Dr Bruce Davies
You are not alone!
A very popular topic
How much time at medical school?
What do the acuity numbers mean!
One or both?
What disturbance of vision?
Rate of onset?
Any blind spots?
Any associated symptoms e.g. floaters?
Exactly what is worrying the patient.
Contact lens use?
Myopia? (increases risk of retinal detachment
Any family history? (FH of glaucoma in a 1st
degree relative gives you a 1/10 lifetime risk, or
Any history of diabetes, hypertension or
connective tissue disease?
Snellan chart, 3m or 6m, simple text for near vision,
Fields, remember red and the quality of the red, simple 4
Pupils: a bright torch and magnifying glass
Opthalmoscopy: Start at 10, red reflex?, green filter
enhances blood vessels, dilate prn, risk of acute closed
angle glaucoma remote.
Lids and tears
Slow visual loss in the quiet eye
Squints, new and congenital, rare
…..(then a rare specialist rag bag)
Commonest, an uncomfortable red eye.
Discomfort. Purulent discharge. Spreads from
one eye to the other. Vision normal. Uniform
engorgement Chloramphenicol first choice (?)
Often with an URTI. Gritty. Discomfort.
Watery discharge. May last many
Photophobia. Small corneal opacities
may develop. Prolonged (often
adenoviral) may need specialist therapy
with steroids. Chloramphenicol to
prevent 2nd infection.
Mucopurulent, cornea inflamed, visual loss. Often
with STD. Permanent damage possible, topical and?
systemic tetracyclines. Refer.
Less than one month is notifiable disease - any
cause. May lead to scarring and permanent damage.

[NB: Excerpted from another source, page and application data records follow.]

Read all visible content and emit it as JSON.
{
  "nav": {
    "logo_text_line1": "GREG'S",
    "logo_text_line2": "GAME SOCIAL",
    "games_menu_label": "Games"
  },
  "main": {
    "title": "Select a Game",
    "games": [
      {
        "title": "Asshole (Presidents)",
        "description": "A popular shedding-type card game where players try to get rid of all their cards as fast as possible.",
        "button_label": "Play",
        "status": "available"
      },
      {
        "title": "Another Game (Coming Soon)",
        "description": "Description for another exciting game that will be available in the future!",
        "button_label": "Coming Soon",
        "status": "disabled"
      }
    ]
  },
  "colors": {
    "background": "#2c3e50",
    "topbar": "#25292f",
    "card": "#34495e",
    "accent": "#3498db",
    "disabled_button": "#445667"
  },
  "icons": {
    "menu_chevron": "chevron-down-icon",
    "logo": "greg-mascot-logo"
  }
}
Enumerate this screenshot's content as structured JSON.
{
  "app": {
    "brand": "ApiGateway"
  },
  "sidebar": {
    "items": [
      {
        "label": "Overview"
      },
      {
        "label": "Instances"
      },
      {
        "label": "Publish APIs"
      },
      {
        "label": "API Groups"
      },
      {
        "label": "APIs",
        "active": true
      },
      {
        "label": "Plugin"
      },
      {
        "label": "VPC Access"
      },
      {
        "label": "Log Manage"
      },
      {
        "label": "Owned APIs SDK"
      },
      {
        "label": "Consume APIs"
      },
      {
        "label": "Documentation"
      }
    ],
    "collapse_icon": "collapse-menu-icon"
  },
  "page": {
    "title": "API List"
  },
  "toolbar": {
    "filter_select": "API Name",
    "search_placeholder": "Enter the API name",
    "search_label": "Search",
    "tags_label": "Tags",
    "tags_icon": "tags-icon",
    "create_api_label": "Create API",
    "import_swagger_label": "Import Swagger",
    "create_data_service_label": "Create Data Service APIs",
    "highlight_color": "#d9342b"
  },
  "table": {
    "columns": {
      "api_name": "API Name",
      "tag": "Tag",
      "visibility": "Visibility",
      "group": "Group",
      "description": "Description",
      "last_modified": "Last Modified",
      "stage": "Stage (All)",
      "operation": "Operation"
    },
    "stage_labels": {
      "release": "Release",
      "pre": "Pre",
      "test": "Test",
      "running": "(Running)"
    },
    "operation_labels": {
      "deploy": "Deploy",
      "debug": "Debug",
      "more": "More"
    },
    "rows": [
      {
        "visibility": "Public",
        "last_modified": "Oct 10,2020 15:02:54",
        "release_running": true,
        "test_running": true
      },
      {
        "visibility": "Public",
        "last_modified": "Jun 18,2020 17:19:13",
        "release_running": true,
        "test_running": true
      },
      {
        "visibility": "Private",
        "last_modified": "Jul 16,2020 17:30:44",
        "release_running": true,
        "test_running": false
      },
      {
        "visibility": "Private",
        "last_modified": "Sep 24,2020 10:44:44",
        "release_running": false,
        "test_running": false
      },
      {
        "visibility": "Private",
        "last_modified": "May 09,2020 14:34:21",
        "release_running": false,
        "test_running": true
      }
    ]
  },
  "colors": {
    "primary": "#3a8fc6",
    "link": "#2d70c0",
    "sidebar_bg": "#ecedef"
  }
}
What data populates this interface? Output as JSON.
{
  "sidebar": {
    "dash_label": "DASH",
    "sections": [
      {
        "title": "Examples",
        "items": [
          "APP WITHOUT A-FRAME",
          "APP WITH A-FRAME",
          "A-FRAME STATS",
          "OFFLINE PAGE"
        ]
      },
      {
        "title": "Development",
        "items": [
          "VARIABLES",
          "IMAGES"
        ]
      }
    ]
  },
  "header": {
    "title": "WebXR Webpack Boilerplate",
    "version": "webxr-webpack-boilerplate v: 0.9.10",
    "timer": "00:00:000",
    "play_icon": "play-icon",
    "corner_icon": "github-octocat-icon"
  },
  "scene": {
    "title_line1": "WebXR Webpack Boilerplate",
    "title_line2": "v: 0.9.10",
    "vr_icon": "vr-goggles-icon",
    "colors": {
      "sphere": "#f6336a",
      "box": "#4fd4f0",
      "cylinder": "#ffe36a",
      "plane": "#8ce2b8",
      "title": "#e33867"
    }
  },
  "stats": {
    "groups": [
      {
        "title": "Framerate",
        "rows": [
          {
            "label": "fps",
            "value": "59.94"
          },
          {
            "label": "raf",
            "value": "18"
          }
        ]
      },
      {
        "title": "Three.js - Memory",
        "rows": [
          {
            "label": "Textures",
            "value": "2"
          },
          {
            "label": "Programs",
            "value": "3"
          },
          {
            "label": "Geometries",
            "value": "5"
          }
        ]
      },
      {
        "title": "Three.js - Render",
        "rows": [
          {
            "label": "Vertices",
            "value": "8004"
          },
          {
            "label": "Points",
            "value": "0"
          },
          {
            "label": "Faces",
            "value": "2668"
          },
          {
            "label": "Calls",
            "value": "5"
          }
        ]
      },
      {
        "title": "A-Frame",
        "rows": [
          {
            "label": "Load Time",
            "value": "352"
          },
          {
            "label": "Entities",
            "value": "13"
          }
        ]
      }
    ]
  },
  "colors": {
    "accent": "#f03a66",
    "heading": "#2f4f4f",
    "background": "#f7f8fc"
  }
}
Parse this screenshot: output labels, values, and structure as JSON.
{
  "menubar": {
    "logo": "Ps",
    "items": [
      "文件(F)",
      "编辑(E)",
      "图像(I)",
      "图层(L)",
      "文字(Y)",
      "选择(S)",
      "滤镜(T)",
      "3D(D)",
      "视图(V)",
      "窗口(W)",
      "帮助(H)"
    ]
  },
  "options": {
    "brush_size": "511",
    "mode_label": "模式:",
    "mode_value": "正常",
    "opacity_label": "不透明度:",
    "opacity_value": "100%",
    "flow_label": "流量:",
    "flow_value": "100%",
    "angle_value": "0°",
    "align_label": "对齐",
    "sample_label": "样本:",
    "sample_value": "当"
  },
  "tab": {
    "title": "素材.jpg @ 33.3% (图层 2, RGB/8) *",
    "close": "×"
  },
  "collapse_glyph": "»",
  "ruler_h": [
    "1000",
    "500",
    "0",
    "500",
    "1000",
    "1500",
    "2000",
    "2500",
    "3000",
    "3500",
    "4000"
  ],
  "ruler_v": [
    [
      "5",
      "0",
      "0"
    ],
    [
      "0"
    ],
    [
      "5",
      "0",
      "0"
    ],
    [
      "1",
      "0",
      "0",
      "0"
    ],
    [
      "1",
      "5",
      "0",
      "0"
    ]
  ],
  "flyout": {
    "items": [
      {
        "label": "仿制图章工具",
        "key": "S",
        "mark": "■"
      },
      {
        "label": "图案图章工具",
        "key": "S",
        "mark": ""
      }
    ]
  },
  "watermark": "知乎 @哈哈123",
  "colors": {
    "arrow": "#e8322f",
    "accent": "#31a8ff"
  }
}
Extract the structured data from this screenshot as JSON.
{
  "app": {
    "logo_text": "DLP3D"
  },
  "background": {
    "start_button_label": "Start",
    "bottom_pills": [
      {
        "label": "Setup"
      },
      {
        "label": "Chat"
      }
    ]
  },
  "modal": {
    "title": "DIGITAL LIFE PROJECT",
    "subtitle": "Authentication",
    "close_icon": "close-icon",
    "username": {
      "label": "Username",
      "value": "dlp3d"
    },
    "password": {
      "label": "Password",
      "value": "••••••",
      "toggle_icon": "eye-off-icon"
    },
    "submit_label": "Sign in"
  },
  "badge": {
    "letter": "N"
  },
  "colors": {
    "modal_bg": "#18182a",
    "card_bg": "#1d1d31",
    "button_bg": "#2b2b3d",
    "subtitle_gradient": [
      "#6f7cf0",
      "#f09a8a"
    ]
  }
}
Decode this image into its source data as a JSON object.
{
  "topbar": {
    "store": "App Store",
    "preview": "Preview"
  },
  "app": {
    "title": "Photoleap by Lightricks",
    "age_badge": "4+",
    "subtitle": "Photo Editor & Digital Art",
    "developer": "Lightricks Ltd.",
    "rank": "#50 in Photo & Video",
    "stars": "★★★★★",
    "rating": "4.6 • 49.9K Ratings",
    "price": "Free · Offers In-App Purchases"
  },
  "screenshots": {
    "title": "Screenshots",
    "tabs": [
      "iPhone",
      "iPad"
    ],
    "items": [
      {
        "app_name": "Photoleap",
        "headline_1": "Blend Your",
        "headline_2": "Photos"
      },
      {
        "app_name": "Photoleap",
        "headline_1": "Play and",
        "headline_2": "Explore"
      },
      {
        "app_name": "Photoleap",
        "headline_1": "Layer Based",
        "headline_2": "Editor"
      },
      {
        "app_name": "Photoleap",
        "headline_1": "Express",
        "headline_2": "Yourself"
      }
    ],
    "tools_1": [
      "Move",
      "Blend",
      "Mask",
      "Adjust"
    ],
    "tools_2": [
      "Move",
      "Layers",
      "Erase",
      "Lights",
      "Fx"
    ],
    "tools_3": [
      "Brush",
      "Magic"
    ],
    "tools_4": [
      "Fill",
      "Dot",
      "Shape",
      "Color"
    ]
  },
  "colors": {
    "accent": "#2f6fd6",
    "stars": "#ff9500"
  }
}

Itching and discomfort. Chemosis and visual acuity
loss possible. Papillae and if big cobblestones.
Cromoglycate may take days to start to work if bad.
Red sore eye. No discharge. Localised (viz.
Episcleritis usually self limiting and idiopathic,
no treatment needed.
Scleritis often with CT diseases, dangerous
(perforation possible) Refer.
Any infection, Abrasion, topical steroids, contact lens use.
PAIN. - Except zoster
May be general or localised inflammation.
Must stain. Should evert upper lid to exclude a sub tarsal FB
?Hypopyon - pus in anterior chamber.
Refer most (except small abrasions - but refer if big or longer
than 36 hours)
Remember recurrent abrasion syndrome.
The uveal tract. So iritis, iridocyclitis and anterior
uveitis are synonyms.
At risk: HLA-B27, CT diseases, past attacks, juvenile
PAIN, then photophobia then visual loss.
Ciliary flush. As it gets worse the pupil gets small and
reactions get sluggish, hypopyon, keratitis (back of
cornea). These markers of it getting worse are bad
Often starts in the evening. Especially
in those over 50 years.
Severe pain first. Impaired vision and
haloes around lights. May have history
of past episodes relieved by going to
sleep (the pupil constricts during sleep).
Refer even if attack spontaneously
Lids and tears
= meibomnian cyst. In the lid. Warm
compresses and chloramphenicol.
Persistent - incise.
Recurrent: ? DM, ? blepharitis, ?
Can cause astigmatism from pressure.
An infection of lash follicle. May be head
of pus - nick with needle. Or warm
compresses and chloramphenicol.
Non infected cysts from sweat or
sebaceous lid glands, if a problem can
often be simply treated with a nick with
a needle - small.
Common, underdiagnosed. Persistently sore eyes.
Gritty. Often with chalazions or styes. Inflamed lid
margins, crusts, may have inflamed lids.
Associated with psoriasis, eczema and roseacea.
Keep clean, antibiotic ointment[tetracycline], artificial
tears ? oral tetracyclines
Medial inflammation over lacrimal sac.
Refer, systemic therapy and topical
Life threatening and blinding. Usually from
sinuses. Especially important in children who
may become blind in hours.
Unilateral swollen lids which may not be red.
The patient is ill, there is tenderness over the
sinuses, restricted eye movements. ADMIT
Watery eye.. Laxity from age or nerve palsy.
Ointment and refer for LA operation to correct.
Common especially in the elderly. Scarring from the
Often results from blepharitis or chronic conjunctivitis
Damage to lids. May be removed but
will often need electrolysis or
cryocautery to prevent recurrence.
Remember to treat associated
An easy list really as
they all need
Floaters, photopsias, the shadow or curtain across
More women, pain on moving the eye, central
Posterior vitreous detachment
Aged 50+, flashing lights, floaters
Floaters, red haze may be present. Red reflex
•Sudden disturbance of central vision.
•Field loss. Diabetes, hypertension
•Youth, headache, zigzag lines, multicoloured lights.
•Elderly, bilateral loss.
Slow visual loss
Refer to optician then ? refer.
Unless really trivial
Remember the orthoptist
Can you do a cover test?